My friends and I are turning 25 this year, and many of us are experiencing what has been dubbed a quarter-life crisis. The quarter-life crisis is defined by an utter lack of knowing what you’re doing with your life despite the best intentions to the contrary, and a keen sense that you need change to happen. Attending university, conscious self-reflection, job hunting, you name it, we’ve done it. Despite what the older generations say about us, we’re trying really hard to find our place in the world, but the world doesn’t seem to want us.
I’ve been thinking about this conundrum a lot lately, and the biggest and most consistent problem I’ve found is how people my age have a lack of gumption. That is to say, many of us are scared of taking risks. We’ve been raised to be responsible and to be cautious, so the go-get-em’ attitude that helped our elders is non-existent in many of us. Some people have dreams of going abroad, but can’t even find the will to go into the city for a day. Some want to pursue their passions but instead are going the safe route first – and there’s nothing wrong with that. The trouble comes when you question yourself over and over again until your safe route is just another kind of dissatisfaction with life. We all want security and safety and enough money to survive, but what happens when we say fuck it all and just do what makes our hearts pound?
Safety and security is great and all, but I feel like the best things come to us when we’re willing to take a chance. When we let ourselves get complacent in our bubbles of just making it, we begin to lack momentum until we’re stuck in the 20-something rut of just living to pay off loans, or just living to survive. We’ll travel next year. We’ll move out later. When is it later?
I’m not saying, of course, that it’s possible for everyone to just snap their fingers and make life happen, but it’s certainly possible to give life a good kick in the butt to start it going. Breaking habits – even small ones – is a wonderful way to get out of that comfort zone. This feeling of being trapped, or of going in circles, or of being bored all the time – we should let it inspire us, not hold us back. What would you do right now, I asked one friend, if you didn’t have to worry about what others said, or about the money. The answers leaned towards adventure more than accumulation. From joining a class at the activity centre, to going for walks downtown, to travelling to the other side of the world, there are ways for us to make these things happen if we want them badly enough.
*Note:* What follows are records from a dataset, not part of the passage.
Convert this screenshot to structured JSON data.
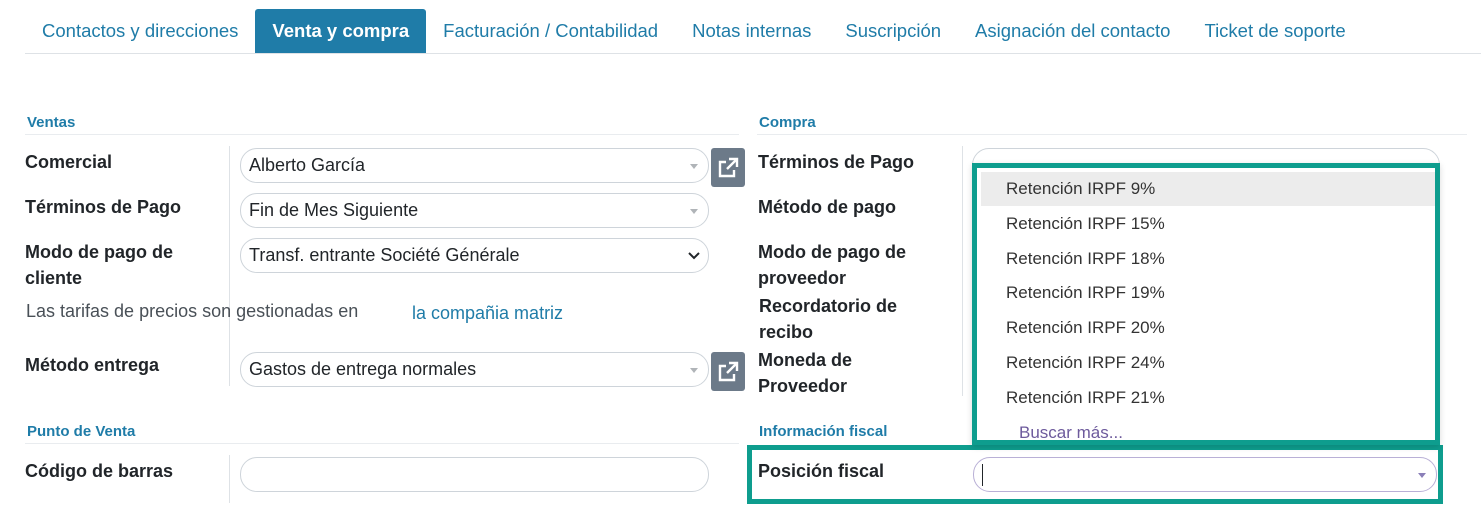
{
  "tabs": [
    {
      "label": "Contactos y direcciones",
      "active": false
    },
    {
      "label": "Venta y compra",
      "active": true
    },
    {
      "label": "Facturación / Contabilidad",
      "active": false
    },
    {
      "label": "Notas internas",
      "active": false
    },
    {
      "label": "Suscripción",
      "active": false
    },
    {
      "label": "Asignación del contacto",
      "active": false
    },
    {
      "label": "Ticket de soporte",
      "active": false
    }
  ],
  "ventas": {
    "title": "Ventas",
    "comercial_label": "Comercial",
    "comercial_value": "Alberto García",
    "terminos_label": "Términos de Pago",
    "terminos_value": "Fin de Mes Siguiente",
    "modo_pago_label_1": "Modo de pago de",
    "modo_pago_label_2": "cliente",
    "modo_pago_value": "Transf. entrante Société Générale",
    "tarifas_text": "Las tarifas de precios son gestionadas en",
    "tarifas_link": "la compañia matriz",
    "metodo_entrega_label": "Método entrega",
    "metodo_entrega_value": "Gastos de entrega normales"
  },
  "punto_venta": {
    "title": "Punto de Venta",
    "codigo_barras_label": "Código de barras",
    "codigo_barras_value": ""
  },
  "compra": {
    "title": "Compra",
    "terminos_label": "Términos de Pago",
    "metodo_pago_label": "Método de pago",
    "modo_pago_label_1": "Modo de pago de",
    "modo_pago_label_2": "proveedor",
    "recordatorio_label_1": "Recordatorio de",
    "recordatorio_label_2": "recibo",
    "moneda_label_1": "Moneda de",
    "moneda_label_2": "Proveedor"
  },
  "fiscal": {
    "title": "Información fiscal",
    "posicion_label": "Posición fiscal",
    "posicion_value": ""
  },
  "dropdown": {
    "items": [
      "Retención IRPF 9%",
      "Retención IRPF 15%",
      "Retención IRPF 18%",
      "Retención IRPF 19%",
      "Retención IRPF 20%",
      "Retención IRPF 24%",
      "Retención IRPF 21%"
    ],
    "more": "Buscar más..."
  },
  "colors": {
    "accent": "#1f7ca8",
    "highlight_frame": "#0e9d8e"
  }
}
This post on the baby boomers points to some of the other problems a lot of 20-somethings are having, and they’re all real problems. The frustrations we’re experiencing – lack of full time, livable jobs, lack of appreciation for our skillsets, unrealistic expectations for entry-level jobs, stress from family members to “settle down” and start families (especially from parents who want grandparents) – these are all valid concerns. I have them, too – and I’m doing pretty good, even despite the international spouse. Having rejection after rejection in every aspect of life – especially now, during what is supposedly the best time of our lives – is really, really discouraging. It makes us question what the point is of even trying if every single door seems to be made specifically to keep us from knocking.
What I told my friend when discussing life is what I’ll say here – life is full of safe choices. Live at home. Keep your retail job. Watch Netflix. Diet. These are all safe choices. I’ve never been really good at making safe choices, though. I left home when I was 18 to live in Europe for a year, and from then on, “safe” never really had a place in my vocabulary. Between quitting jobs without having another job lined up, to getting married, to moving house, I take chances, and I make them work out. Even if they don’t actually work out, I take the experience in stride and use it to my advantage. I mean, everything I do, I learn from, and I can apply that learning to something else. I like to think that if I’d never taken half the chances I have, my life story would be infinitely less interesting.
At this point in our lives, fellow 20-somethings, remember that your student loans and your safety are important, but they’re not the be-all and end-all of life. Survival is great and all, but if your life is boring, change it. Move to that place you want to move to. Find a hostel to stay in and find a job. Move in with friends. What excites you, motivates you? Figure it out. What makes your heart pump faster; what inspires you? What’s stopping you? Just do it. Stop imagining what you want your life to look like and make it so. You keep saying later, but why not now? Don’t be the young upon whom youth is wasted. Use your youth to your advantage and live. Because what’s the point of life but to live, right?